Hey, NBC, if you’re listening – I think I speak for a lot of us when we say that we’d really love for The Good Place to return to San Diego Comic-Con in 2018. It came in 2016, so it’s not even like there isn’t precedence. Additionally, if you felt like trotting out Brooklyn Nine Nine for a victory lap in its new comedy home, no one would mind. Sincerely, fans of good comedy.
With that out of the way, the most likely contenders for NBC’s presence at SDCC are actually Blindspot and Midnight, Texas. While Midnight, Texas got the big NBC promotion outside The Tin Fish last year, this year we think that honor will instead go to newcomer Manifest, a mystery thriller about plane passengers who discover when their flight lands that the world around them has aged five years, while they’ve been presumed dead. It stars Once Upon a Time‘s Josh Dallas, comes from producer Robert Zemeckis, and has a bit of a sci-fi element to it – in other words, attendees are going to love it.
Less likely, but not impossible, is Blacklist, which has skipped for awhile and isn’t slated until midseason, which doesn’t bode well for a San Diego appearance. There’s also Timeless, which is currently hanging out in the same nebulous “cancelled or renewed?” space as FOX’s Ghosted.
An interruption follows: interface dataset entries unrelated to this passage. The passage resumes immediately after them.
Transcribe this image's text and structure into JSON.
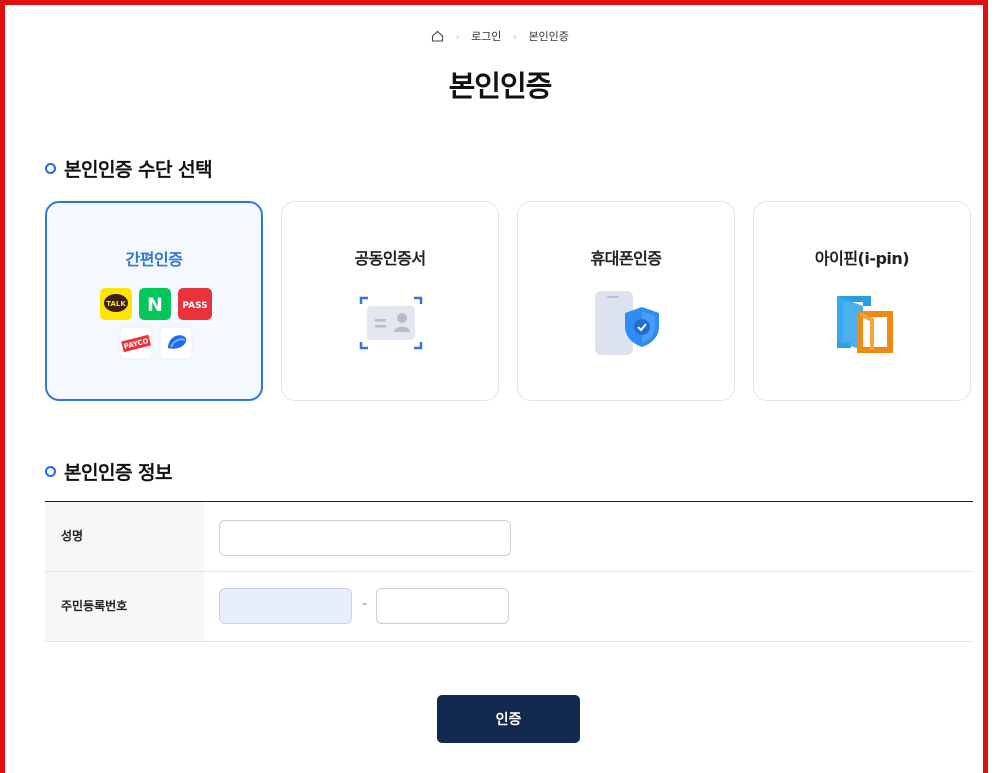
{
  "breadcrumb": {
    "home_icon": "home-icon",
    "items": [
      "로그인",
      "본인인증"
    ]
  },
  "page_title": "본인인증",
  "method_section": {
    "title": "본인인증 수단 선택",
    "cards": [
      {
        "label": "간편인증",
        "selected": true,
        "icons": [
          "kakao-talk-icon",
          "naver-icon",
          "pass-icon",
          "payco-icon",
          "toss-icon"
        ],
        "icon_text": {
          "talk": "TALK",
          "naver": "N",
          "pass": "PASS",
          "payco": "PAYCO"
        }
      },
      {
        "label": "공동인증서",
        "selected": false,
        "icons": [
          "certificate-icon"
        ]
      },
      {
        "label": "휴대폰인증",
        "selected": false,
        "icons": [
          "phone-shield-icon"
        ]
      },
      {
        "label": "아이핀(i-pin)",
        "selected": false,
        "icons": [
          "ipin-icon"
        ]
      }
    ]
  },
  "info_section": {
    "title": "본인인증 정보",
    "name_label": "성명",
    "name_value": "",
    "rrn_label": "주민등록번호",
    "rrn_front_value": "",
    "rrn_separator": "-",
    "rrn_back_value": ""
  },
  "submit_label": "인증",
  "colors": {
    "accent": "#2f78d8",
    "submit_bg": "#13294f",
    "frame": "#e01010"
  }
}
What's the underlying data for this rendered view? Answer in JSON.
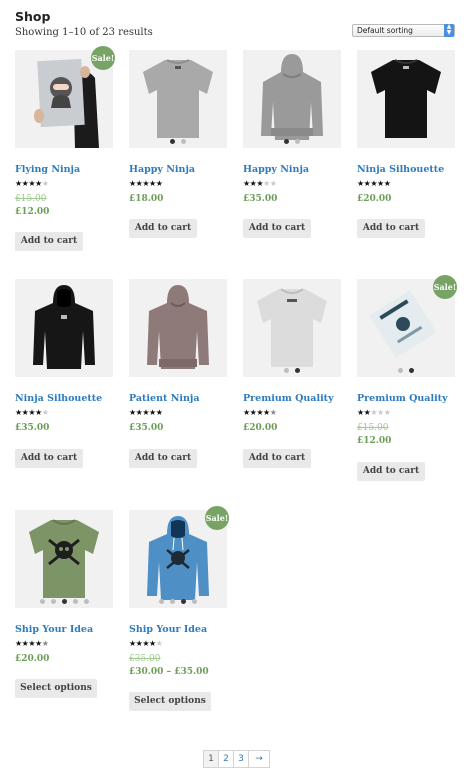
{
  "page": {
    "title": "Shop",
    "results_text": "Showing 1–10 of 23 results"
  },
  "sorting": {
    "selected": "Default sorting"
  },
  "sale_label": "Sale!",
  "products": [
    {
      "name": "Flying Ninja",
      "rating": 4,
      "old_price": "£15.00",
      "price": "£12.00",
      "button": "Add to cart",
      "sale": true,
      "image": "poster-ninja"
    },
    {
      "name": "Happy Ninja",
      "rating": 5,
      "price": "£18.00",
      "button": "Add to cart",
      "image": "grey-tshirt-back"
    },
    {
      "name": "Happy Ninja",
      "rating": 3,
      "price": "£35.00",
      "button": "Add to cart",
      "image": "grey-hoodie-back"
    },
    {
      "name": "Ninja Silhouette",
      "rating": 5,
      "price": "£20.00",
      "button": "Add to cart",
      "image": "black-tshirt"
    },
    {
      "name": "Ninja Silhouette",
      "rating": 4,
      "price": "£35.00",
      "button": "Add to cart",
      "image": "black-hoodie"
    },
    {
      "name": "Patient Ninja",
      "rating": 5,
      "price": "£35.00",
      "button": "Add to cart",
      "image": "mauve-hoodie"
    },
    {
      "name": "Premium Quality",
      "rating": 4.5,
      "price": "£20.00",
      "button": "Add to cart",
      "image": "white-tshirt"
    },
    {
      "name": "Premium Quality",
      "rating": 2,
      "old_price": "£15.00",
      "price": "£12.00",
      "button": "Add to cart",
      "sale": true,
      "image": "poster-print"
    },
    {
      "name": "Ship Your Idea",
      "rating": 4.5,
      "price": "£20.00",
      "button": "Select options",
      "image": "green-tshirt"
    },
    {
      "name": "Ship Your Idea",
      "rating": 4,
      "old_price": "£35.00",
      "price": "£30.00 – £35.00",
      "button": "Select options",
      "sale": true,
      "image": "blue-hoodie"
    }
  ],
  "pagination": {
    "pages": [
      "1",
      "2",
      "3"
    ],
    "current": "1",
    "next": "→"
  }
}
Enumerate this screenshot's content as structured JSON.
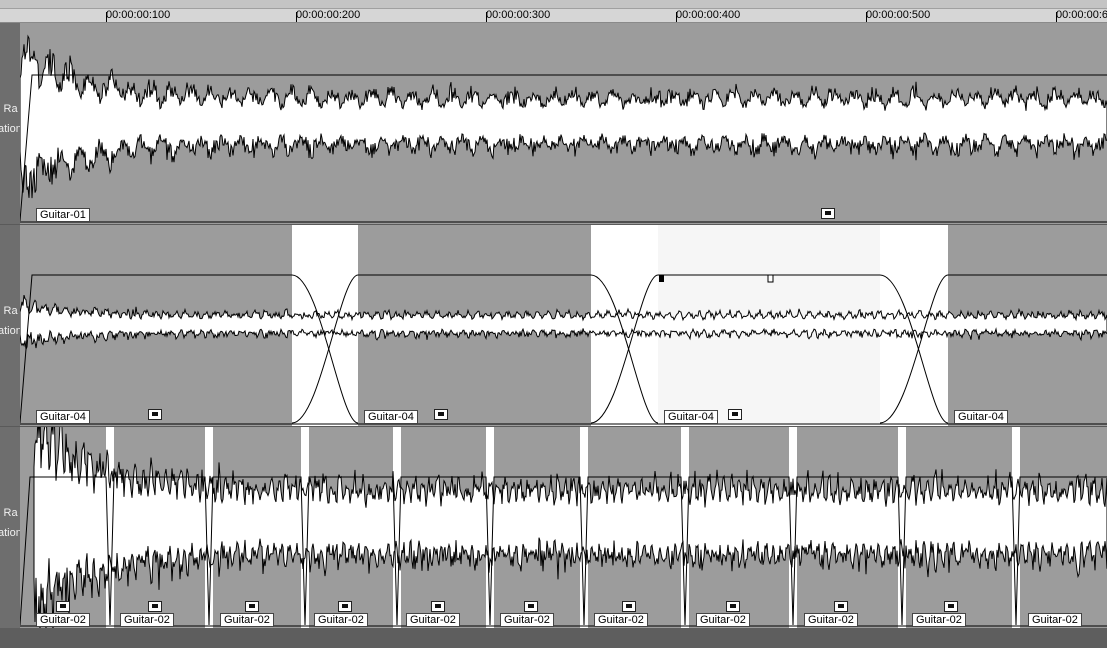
{
  "ruler": {
    "labels": [
      "00:00:00:100",
      "00:00:00:200",
      "00:00:00:300",
      "00:00:00:400",
      "00:00:00:500",
      "00:00:00:6"
    ]
  },
  "tracks": [
    {
      "header_lines": [
        "l Ra",
        "ation"
      ],
      "clips": [
        {
          "label": "Guitar-01",
          "icon": "fx-plug-icon"
        }
      ]
    },
    {
      "header_lines": [
        "l Ra",
        "ation"
      ],
      "clips": [
        {
          "label": "Guitar-04",
          "icon": "fx-plug-icon"
        },
        {
          "label": "Guitar-04",
          "icon": "fx-plug-icon"
        },
        {
          "label": "Guitar-04",
          "icon": "fx-plug-icon"
        },
        {
          "label": "Guitar-04",
          "icon": "none"
        }
      ]
    },
    {
      "header_lines": [
        "l Ra",
        "ation"
      ],
      "clips": [
        {
          "label": "Guitar-02",
          "icon": "fx-plug-icon"
        },
        {
          "label": "Guitar-02",
          "icon": "fx-plug-icon"
        },
        {
          "label": "Guitar-02",
          "icon": "fx-plug-icon"
        },
        {
          "label": "Guitar-02",
          "icon": "fx-plug-icon"
        },
        {
          "label": "Guitar-02",
          "icon": "fx-plug-icon"
        },
        {
          "label": "Guitar-02",
          "icon": "fx-plug-icon"
        },
        {
          "label": "Guitar-02",
          "icon": "fx-plug-icon"
        },
        {
          "label": "Guitar-02",
          "icon": "fx-plug-icon"
        },
        {
          "label": "Guitar-02",
          "icon": "fx-plug-icon"
        },
        {
          "label": "Guitar-02",
          "icon": "fx-plug-icon"
        },
        {
          "label": "Guitar-02",
          "icon": "none"
        }
      ]
    }
  ],
  "colors": {
    "clip_bg": "#9c9c9c",
    "crossfade_bg": "#ffffff",
    "selected_clip_bg": "#f6f6f6",
    "waveform_fill": "#ffffff",
    "waveform_stroke": "#000000"
  }
}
We’d also like to take a moment to reflect back upon our dearly departed shows that won’t be gracing the stages at San Diego Comic-Con this summer, either because they were canceled, or simply ended their run. Here are the broadcast shows that you won’t be seeing at SDCC again, at least until that ten year reunion (or until Hulu, Netflix, or some streaming service that hasn’t been invented yet inevitably picks it up):
The Crossing (ABC)
Designated Survivor (ABC)
The Exorcist (FOX)
The Last Man on Earth (FOX)
Marvel’s Inhumans (ABC)
Once Upon a Time (ABC)
The Originals (The CW)